-- Source information follows --
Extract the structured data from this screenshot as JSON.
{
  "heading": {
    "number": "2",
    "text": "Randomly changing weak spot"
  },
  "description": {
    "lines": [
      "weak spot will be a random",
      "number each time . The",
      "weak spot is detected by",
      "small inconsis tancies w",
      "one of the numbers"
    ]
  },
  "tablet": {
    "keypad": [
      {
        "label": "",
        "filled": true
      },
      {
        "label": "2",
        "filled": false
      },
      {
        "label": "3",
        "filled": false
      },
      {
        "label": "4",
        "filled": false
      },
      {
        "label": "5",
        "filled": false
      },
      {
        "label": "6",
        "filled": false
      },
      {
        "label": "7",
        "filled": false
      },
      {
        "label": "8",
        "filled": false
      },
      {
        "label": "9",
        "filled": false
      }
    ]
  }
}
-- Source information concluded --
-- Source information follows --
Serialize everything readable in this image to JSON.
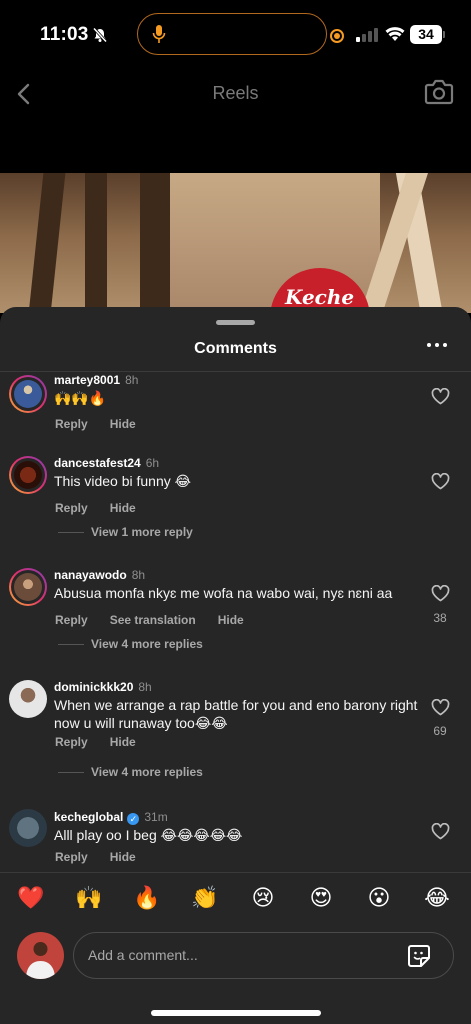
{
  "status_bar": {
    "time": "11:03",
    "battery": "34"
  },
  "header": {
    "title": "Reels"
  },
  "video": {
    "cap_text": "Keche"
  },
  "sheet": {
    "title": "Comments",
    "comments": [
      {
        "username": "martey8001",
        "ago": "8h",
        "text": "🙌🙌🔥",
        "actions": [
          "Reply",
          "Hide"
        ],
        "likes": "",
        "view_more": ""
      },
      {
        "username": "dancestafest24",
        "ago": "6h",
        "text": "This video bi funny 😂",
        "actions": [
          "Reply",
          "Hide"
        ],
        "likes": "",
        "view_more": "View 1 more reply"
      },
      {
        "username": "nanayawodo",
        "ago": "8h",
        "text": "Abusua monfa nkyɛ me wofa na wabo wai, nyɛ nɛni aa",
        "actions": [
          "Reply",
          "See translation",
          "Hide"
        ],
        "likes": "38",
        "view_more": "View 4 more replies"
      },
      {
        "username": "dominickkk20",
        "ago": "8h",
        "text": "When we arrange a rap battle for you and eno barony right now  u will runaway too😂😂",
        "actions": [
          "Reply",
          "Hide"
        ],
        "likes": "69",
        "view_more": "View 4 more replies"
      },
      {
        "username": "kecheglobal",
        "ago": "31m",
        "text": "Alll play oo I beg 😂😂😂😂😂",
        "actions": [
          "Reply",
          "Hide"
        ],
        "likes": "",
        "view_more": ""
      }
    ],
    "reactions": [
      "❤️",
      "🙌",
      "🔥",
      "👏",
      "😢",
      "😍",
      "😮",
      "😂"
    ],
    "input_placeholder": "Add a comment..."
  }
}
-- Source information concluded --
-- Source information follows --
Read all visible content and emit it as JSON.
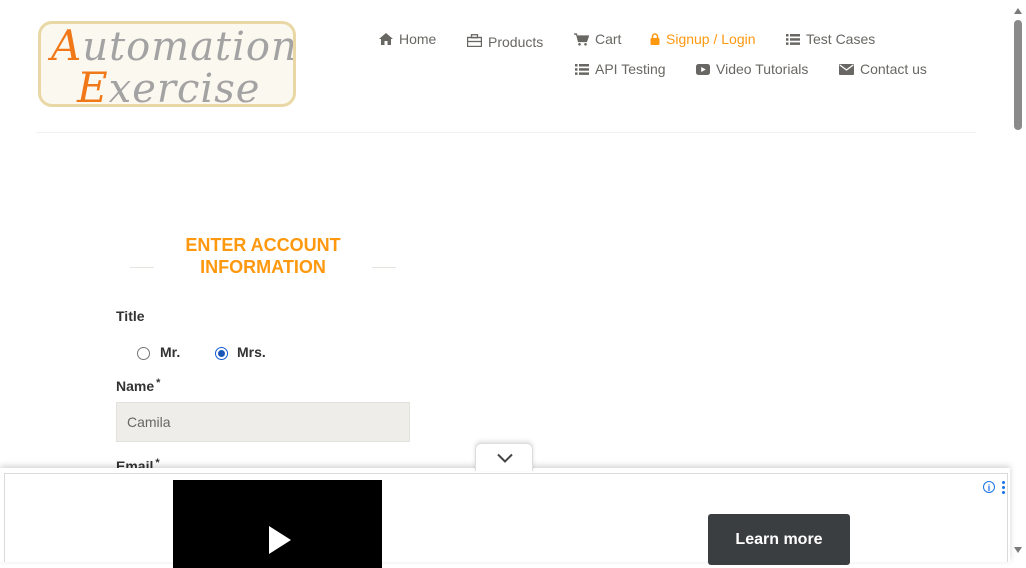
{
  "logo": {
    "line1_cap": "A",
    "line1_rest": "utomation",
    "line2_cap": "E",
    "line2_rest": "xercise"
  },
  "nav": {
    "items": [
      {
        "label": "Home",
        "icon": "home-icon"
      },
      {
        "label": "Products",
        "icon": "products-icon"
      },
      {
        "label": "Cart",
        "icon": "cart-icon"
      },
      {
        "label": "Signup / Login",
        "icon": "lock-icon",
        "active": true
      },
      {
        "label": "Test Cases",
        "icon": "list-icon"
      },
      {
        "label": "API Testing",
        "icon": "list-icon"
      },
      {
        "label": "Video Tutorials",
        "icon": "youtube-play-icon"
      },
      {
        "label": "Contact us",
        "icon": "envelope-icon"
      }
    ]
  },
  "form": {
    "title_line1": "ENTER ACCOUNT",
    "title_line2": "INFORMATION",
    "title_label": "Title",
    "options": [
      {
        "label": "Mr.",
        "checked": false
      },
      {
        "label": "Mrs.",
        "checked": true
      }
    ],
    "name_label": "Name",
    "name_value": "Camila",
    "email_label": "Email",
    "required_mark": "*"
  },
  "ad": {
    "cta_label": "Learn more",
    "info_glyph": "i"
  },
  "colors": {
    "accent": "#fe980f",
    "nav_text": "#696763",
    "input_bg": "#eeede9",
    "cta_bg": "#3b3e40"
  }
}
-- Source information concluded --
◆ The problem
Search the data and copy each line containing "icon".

◆ Solution to this task
        "icon": "home-icon"
        "icon": "products-icon"
        "icon": "cart-icon"
        "icon": "lock-icon",
        "icon": "list-icon"
        "icon": "list-icon"
        "icon": "youtube-play-icon"
        "icon": "envelope-icon"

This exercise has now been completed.